YOUR FRIENDS DON’T NEED IT
YOUR ENEMIES WON’T BELIEVE IT”
After we were served a delicious breakfast, we caught a bus to Amritsar to visit the Golden Temple, which is a Sikh monument. It took us five hours to get there, so by the time we arrived we figured we wouldn’t be able to do any of the other things we wanted to accomplish that day. Once we finally arrived, Sukh, our driver and Jesse’s friend, greeted us. He was easily the most hospitable guide we had all week. He led us through the chaos of cars and people-traffic as we headed to the temple. We arrived just in time for sunset. Once there he gave us a detailed tour.
The Golden Temple is huge. On the way in you drop off your shoes at a counter and walk barefoot to the entrance. Then you step through a pool of water to cleanse your feet. The whole entrance—the steps, the floor, the walls—is made of marble. Stones are etched and glued into the marble, like how we saw at the marble factory in Agra. I noticed as we entered that before people reached the first step they would kneel down and touch the marble step with their right hand, then touch their forehead, then raise their hand towards the sky in honor of God. Some would close their eyes and mumble a prayer.
The temple is beautiful. A marble walkway runs around a large pool of water in which the temple is situated. That night it’s golden hues shimmered in the water below from the vague light of sunset. Sukh led us clockwise around the temple, explaining things and showing the way. He said that Sikhism is like a combination of Islam and Hinduism, but is still very distinct.
Sukh then showed us where people come to get free meals. The kitchen employees allowed us to explore the kitchen and observe how they make the bread. Sukh explained that all of this is possible because of donations given by locals. For that sole reason the temple has been running since the 15th century.

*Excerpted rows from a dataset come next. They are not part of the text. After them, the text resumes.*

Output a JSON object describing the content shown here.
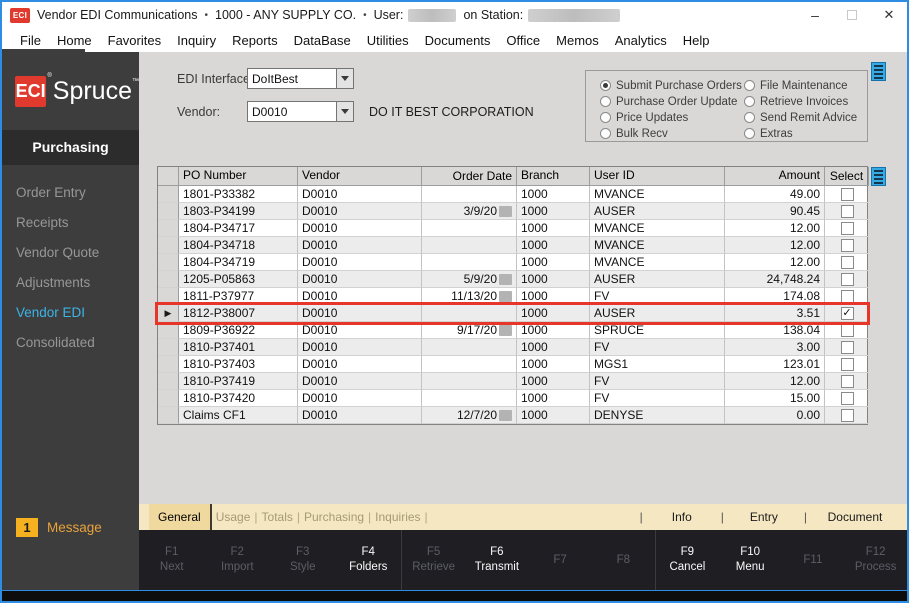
{
  "colors": {
    "brand_red": "#e03a2e",
    "active_cyan": "#3cb4e6",
    "badge_yellow": "#f5b120",
    "highlight_red": "#e8352a",
    "burger_blue": "#35aae3",
    "window_border_blue": "#2e8ce2"
  },
  "titlebar": {
    "logo": "ECI",
    "app_title": "Vendor EDI Communications",
    "separator": "•",
    "company": "1000 - ANY SUPPLY CO.",
    "user_label": "User:",
    "station_label": "on Station:",
    "minimize": "–",
    "close": "✕"
  },
  "menubar": {
    "items": [
      "File",
      "Home",
      "Favorites",
      "Inquiry",
      "Reports",
      "DataBase",
      "Utilities",
      "Documents",
      "Office",
      "Memos",
      "Analytics",
      "Help"
    ]
  },
  "sidebar": {
    "logo_eci": "ECI",
    "logo_reg": "®",
    "logo_spruce": "Spruce",
    "logo_tm": "™",
    "section": "Purchasing",
    "items": [
      {
        "label": "Order Entry",
        "active": false
      },
      {
        "label": "Receipts",
        "active": false
      },
      {
        "label": "Vendor Quote",
        "active": false
      },
      {
        "label": "Adjustments",
        "active": false
      },
      {
        "label": "Vendor EDI",
        "active": true
      },
      {
        "label": "Consolidated",
        "active": false
      }
    ],
    "message_count": "1",
    "message_label": "Message"
  },
  "form": {
    "edi_interface_label": "EDI Interface:",
    "edi_interface_value": "DoItBest",
    "vendor_label": "Vendor:",
    "vendor_value": "D0010",
    "vendor_name": "DO IT BEST CORPORATION"
  },
  "operations": {
    "selected": "Submit Purchase Orders",
    "col1": [
      "Submit Purchase Orders",
      "Purchase Order Update",
      "Price Updates",
      "Bulk Recv"
    ],
    "col2": [
      "File Maintenance",
      "Retrieve Invoices",
      "Send Remit Advice",
      "Extras"
    ]
  },
  "table": {
    "columns": [
      "PO Number",
      "Vendor",
      "Order Date",
      "Branch",
      "User ID",
      "Amount",
      "Select"
    ],
    "rows": [
      {
        "po": "1801-P33382",
        "vendor": "D0010",
        "date": "",
        "date_blur": false,
        "branch": "1000",
        "user": "MVANCE",
        "amount": "49.00",
        "checked": false,
        "highlighted": false
      },
      {
        "po": "1803-P34199",
        "vendor": "D0010",
        "date": "3/9/20",
        "date_blur": true,
        "branch": "1000",
        "user": "AUSER",
        "amount": "90.45",
        "checked": false,
        "highlighted": false
      },
      {
        "po": "1804-P34717",
        "vendor": "D0010",
        "date": "",
        "date_blur": false,
        "branch": "1000",
        "user": "MVANCE",
        "amount": "12.00",
        "checked": false,
        "highlighted": false
      },
      {
        "po": "1804-P34718",
        "vendor": "D0010",
        "date": "",
        "date_blur": false,
        "branch": "1000",
        "user": "MVANCE",
        "amount": "12.00",
        "checked": false,
        "highlighted": false
      },
      {
        "po": "1804-P34719",
        "vendor": "D0010",
        "date": "",
        "date_blur": false,
        "branch": "1000",
        "user": "MVANCE",
        "amount": "12.00",
        "checked": false,
        "highlighted": false
      },
      {
        "po": "1205-P05863",
        "vendor": "D0010",
        "date": "5/9/20",
        "date_blur": true,
        "branch": "1000",
        "user": "AUSER",
        "amount": "24,748.24",
        "checked": false,
        "highlighted": false
      },
      {
        "po": "1811-P37977",
        "vendor": "D0010",
        "date": "11/13/20",
        "date_blur": true,
        "branch": "1000",
        "user": "FV",
        "amount": "174.08",
        "checked": false,
        "highlighted": false
      },
      {
        "po": "1812-P38007",
        "vendor": "D0010",
        "date": "",
        "date_blur": false,
        "branch": "1000",
        "user": "AUSER",
        "amount": "3.51",
        "checked": true,
        "highlighted": true
      },
      {
        "po": "1809-P36922",
        "vendor": "D0010",
        "date": "9/17/20",
        "date_blur": true,
        "branch": "1000",
        "user": "SPRUCE",
        "amount": "138.04",
        "checked": false,
        "highlighted": false
      },
      {
        "po": "1810-P37401",
        "vendor": "D0010",
        "date": "",
        "date_blur": false,
        "branch": "1000",
        "user": "FV",
        "amount": "3.00",
        "checked": false,
        "highlighted": false
      },
      {
        "po": "1810-P37403",
        "vendor": "D0010",
        "date": "",
        "date_blur": false,
        "branch": "1000",
        "user": "MGS1",
        "amount": "123.01",
        "checked": false,
        "highlighted": false
      },
      {
        "po": "1810-P37419",
        "vendor": "D0010",
        "date": "",
        "date_blur": false,
        "branch": "1000",
        "user": "FV",
        "amount": "12.00",
        "checked": false,
        "highlighted": false
      },
      {
        "po": "1810-P37420",
        "vendor": "D0010",
        "date": "",
        "date_blur": false,
        "branch": "1000",
        "user": "FV",
        "amount": "15.00",
        "checked": false,
        "highlighted": false
      },
      {
        "po": "Claims CF1",
        "vendor": "D0010",
        "date": "12/7/20",
        "date_blur": true,
        "branch": "1000",
        "user": "DENYSE",
        "amount": "0.00",
        "checked": false,
        "highlighted": false
      }
    ]
  },
  "tabs": {
    "left": [
      {
        "label": "General",
        "active": true
      },
      {
        "label": "Usage",
        "active": false
      },
      {
        "label": "Totals",
        "active": false
      },
      {
        "label": "Purchasing",
        "active": false
      },
      {
        "label": "Inquiries",
        "active": false
      }
    ],
    "right": [
      "Info",
      "Entry",
      "Document"
    ]
  },
  "function_keys": [
    {
      "key": "F1",
      "label": "Next",
      "enabled": false
    },
    {
      "key": "F2",
      "label": "Import",
      "enabled": false
    },
    {
      "key": "F3",
      "label": "Style",
      "enabled": false
    },
    {
      "key": "F4",
      "label": "Folders",
      "enabled": true
    },
    {
      "key": "F5",
      "label": "Retrieve",
      "enabled": false
    },
    {
      "key": "F6",
      "label": "Transmit",
      "enabled": true
    },
    {
      "key": "F7",
      "label": "",
      "enabled": false
    },
    {
      "key": "F8",
      "label": "",
      "enabled": false
    },
    {
      "key": "F9",
      "label": "Cancel",
      "enabled": true
    },
    {
      "key": "F10",
      "label": "Menu",
      "enabled": true
    },
    {
      "key": "F11",
      "label": "",
      "enabled": false
    },
    {
      "key": "F12",
      "label": "Process",
      "enabled": false
    }
  ]
}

While walking around the temple there were so many things to take in. There were a few stands that gave away chilled, clean water in metal bowls. We passed a small tent where people shed their clothes and entered the water to cleanse themselves. It was as if they were baptizing themselves, but they do it more than once. I also noticed a lot of men and women lying on the ground. Some were sleeping, some were just relaxing. It seemed like a good place to spend time. All throughout the area I could hear a man singing a prayer over the loudspeaker. It reminded me of the call to prayer in Morocco. I’m not sure if it was recorded or live. Despite the singing, the place was relatively quiet…peaceful.

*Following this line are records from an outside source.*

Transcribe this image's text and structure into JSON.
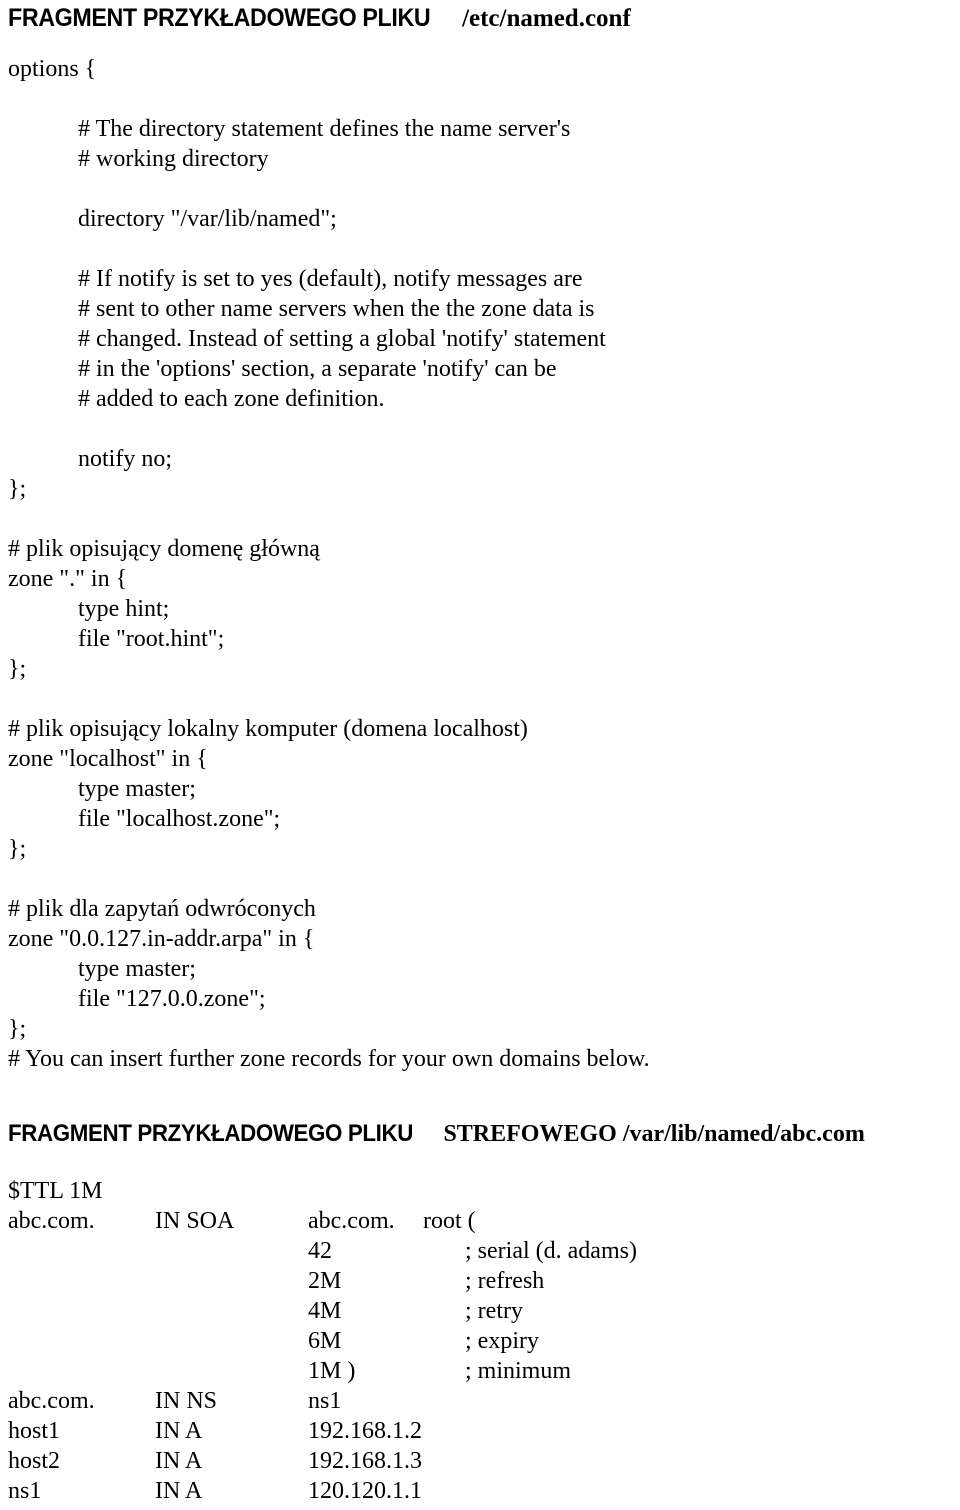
{
  "document": {
    "headings": [
      {
        "id": "heading-1",
        "sans_part": "FRAGMENT PRZYKŁADOWEGO PLIKU",
        "serif_part": "/etc/named.conf"
      },
      {
        "id": "heading-2",
        "sans_part": "FRAGMENT PRZYKŁADOWEGO PLIKU",
        "serif_part": "STREFOWEGO /var/lib/named/abc.com"
      }
    ],
    "named_conf_lines": [
      {
        "text": "options {",
        "indent": 0
      },
      {
        "text": "",
        "indent": 0
      },
      {
        "text": "# The directory statement defines the name server's",
        "indent": 1
      },
      {
        "text": "# working directory",
        "indent": 1
      },
      {
        "text": "",
        "indent": 0
      },
      {
        "text": "directory \"/var/lib/named\";",
        "indent": 1
      },
      {
        "text": "",
        "indent": 0
      },
      {
        "text": "# If notify is set to yes (default), notify messages are",
        "indent": 1
      },
      {
        "text": "# sent to other name servers when the the zone data is",
        "indent": 1
      },
      {
        "text": "# changed. Instead of setting a global 'notify' statement",
        "indent": 1
      },
      {
        "text": "# in the 'options' section, a separate 'notify' can be",
        "indent": 1
      },
      {
        "text": "# added to each zone definition.",
        "indent": 1
      },
      {
        "text": "",
        "indent": 0
      },
      {
        "text": "notify no;",
        "indent": 1
      },
      {
        "text": "};",
        "indent": 0
      },
      {
        "text": "",
        "indent": 0
      },
      {
        "text": "# plik opisujący domenę główną",
        "indent": 0
      },
      {
        "text": "zone \".\" in {",
        "indent": 0
      },
      {
        "text": "type hint;",
        "indent": 1
      },
      {
        "text": "file \"root.hint\";",
        "indent": 1
      },
      {
        "text": "};",
        "indent": 0
      },
      {
        "text": "",
        "indent": 0
      },
      {
        "text": "# plik opisujący lokalny komputer (domena localhost)",
        "indent": 0
      },
      {
        "text": "zone \"localhost\" in {",
        "indent": 0
      },
      {
        "text": "type master;",
        "indent": 1
      },
      {
        "text": "file \"localhost.zone\";",
        "indent": 1
      },
      {
        "text": "};",
        "indent": 0
      },
      {
        "text": "",
        "indent": 0
      },
      {
        "text": "# plik dla zapytań odwróconych",
        "indent": 0
      },
      {
        "text": "zone \"0.0.127.in-addr.arpa\" in {",
        "indent": 0
      },
      {
        "text": "type master;",
        "indent": 1
      },
      {
        "text": "file \"127.0.0.zone\";",
        "indent": 1
      },
      {
        "text": "};",
        "indent": 0
      },
      {
        "text": "# You can insert further zone records for your own domains below.",
        "indent": 0
      }
    ],
    "zone_file_rows": [
      {
        "name": "$TTL 1M",
        "type": "",
        "value": "",
        "extra": "",
        "comment": ""
      },
      {
        "name": "abc.com.",
        "type": "IN SOA",
        "value": "abc.com.",
        "extra": "root (",
        "comment": ""
      },
      {
        "name": "",
        "type": "",
        "value": "42",
        "extra": "",
        "comment": "; serial (d. adams)"
      },
      {
        "name": "",
        "type": "",
        "value": "2M",
        "extra": "",
        "comment": "; refresh"
      },
      {
        "name": "",
        "type": "",
        "value": "4M",
        "extra": "",
        "comment": "; retry"
      },
      {
        "name": "",
        "type": "",
        "value": "6M",
        "extra": "",
        "comment": "; expiry"
      },
      {
        "name": "",
        "type": "",
        "value": "1M )",
        "extra": "",
        "comment": "; minimum"
      },
      {
        "name": "abc.com.",
        "type": "IN NS",
        "value": "ns1",
        "extra": "",
        "comment": ""
      },
      {
        "name": "host1",
        "type": "IN A",
        "value": "192.168.1.2",
        "extra": "",
        "comment": ""
      },
      {
        "name": "host2",
        "type": "IN A",
        "value": "192.168.1.3",
        "extra": "",
        "comment": ""
      },
      {
        "name": "ns1",
        "type": "IN A",
        "value": "120.120.1.1",
        "extra": "",
        "comment": ""
      }
    ]
  },
  "colors": {
    "background": "#ffffff",
    "text": "#000000"
  }
}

Once we reached the temple we waited in line to get in. Some people were holding dry, cracked leaves in a small metal bowl as an offering. After about 15 minutes we entered. Everything was so golden and beautiful. People sat in the center of the temple, men on one side and women on the other, facing the holy men who were collecting donations. There was a large pile of bills in front of them. People would crowd around the golden railing, all trying to make their donation. They would throw in the money then kneel down in respect. Then someone behind the rails would hand them a bright orange scarf to wrap around their head. We explored the temple further, visiting all three floors. Some men sat in corners behind the railings, adorned with gold and brightly colored fabric. They read from a very large book that was entirely hand written. Witnessing such tradition that is still practiced today is almost shocking.

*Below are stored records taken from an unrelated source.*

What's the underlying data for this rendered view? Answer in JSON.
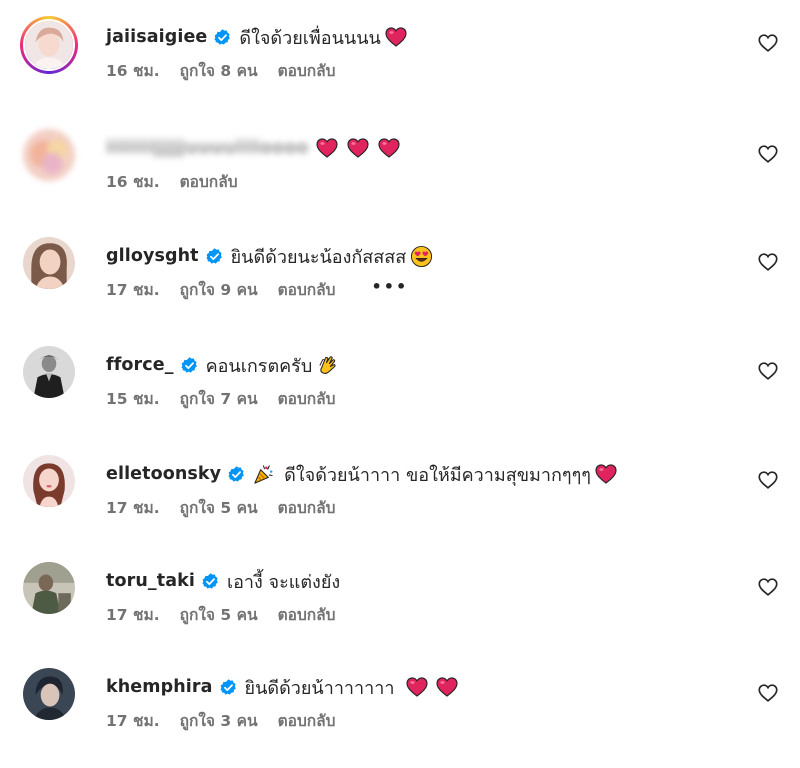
{
  "comments": [
    {
      "username": "jaiisaigiee",
      "verified": true,
      "text": "ดีใจด้วยเพื่อนนนน",
      "time": "16 ชม.",
      "likes": "ถูกใจ 8 คน",
      "reply": "ตอบกลับ",
      "emojis": [
        "red-heart"
      ]
    },
    {
      "username": "iiiiiiiijjjjjuuuuiiiioooo",
      "verified": false,
      "text": "",
      "time": "16 ชม.",
      "likes": "",
      "reply": "ตอบกลับ",
      "emojis": [
        "red-heart",
        "red-heart",
        "red-heart"
      ]
    },
    {
      "username": "glloysght",
      "verified": true,
      "text": "ยินดีด้วยนะน้องกัสสสส",
      "time": "17 ชม.",
      "likes": "ถูกใจ 9 คน",
      "reply": "ตอบกลับ",
      "more": "•••",
      "emojis": [
        "heart-eyes-face"
      ]
    },
    {
      "username": "fforce_",
      "verified": true,
      "text": "คอนเกรตครับ",
      "time": "15 ชม.",
      "likes": "ถูกใจ 7 คน",
      "reply": "ตอบกลับ",
      "emojis": [
        "clapping-hands"
      ]
    },
    {
      "username": "elletoonsky",
      "verified": true,
      "text": "ดีใจด้วยน้าาาา ขอให้มีความสุขมากๆๆๆ",
      "time": "17 ชม.",
      "likes": "ถูกใจ 5 คน",
      "reply": "ตอบกลับ",
      "emojis": [
        "party-popper",
        "red-heart"
      ]
    },
    {
      "username": "toru_taki",
      "verified": true,
      "text": "เอางี้ จะแต่งยัง",
      "time": "17 ชม.",
      "likes": "ถูกใจ 5 คน",
      "reply": "ตอบกลับ",
      "emojis": []
    },
    {
      "username": "khemphira",
      "verified": true,
      "text": "ยินดีด้วยน้าาาาาาา",
      "time": "17 ชม.",
      "likes": "ถูกใจ 3 คน",
      "reply": "ตอบกลับ",
      "emojis": [
        "red-heart",
        "red-heart"
      ]
    }
  ],
  "icons": {
    "like": "heart-outline-icon",
    "verified": "verified-badge-icon"
  },
  "colors": {
    "verified": "#0095f6",
    "heart": "#e0245e",
    "meta_text": "#737373",
    "text": "#262626"
  }
}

What I saw at the Golden Temple was a rich display of culture. There was just so much to take in that I couldn’t process it fast enough. I felt numb to it all. Sitting on the marble steps near the edge of the water, I stared at the moon’s reflection pondering this religious ritual.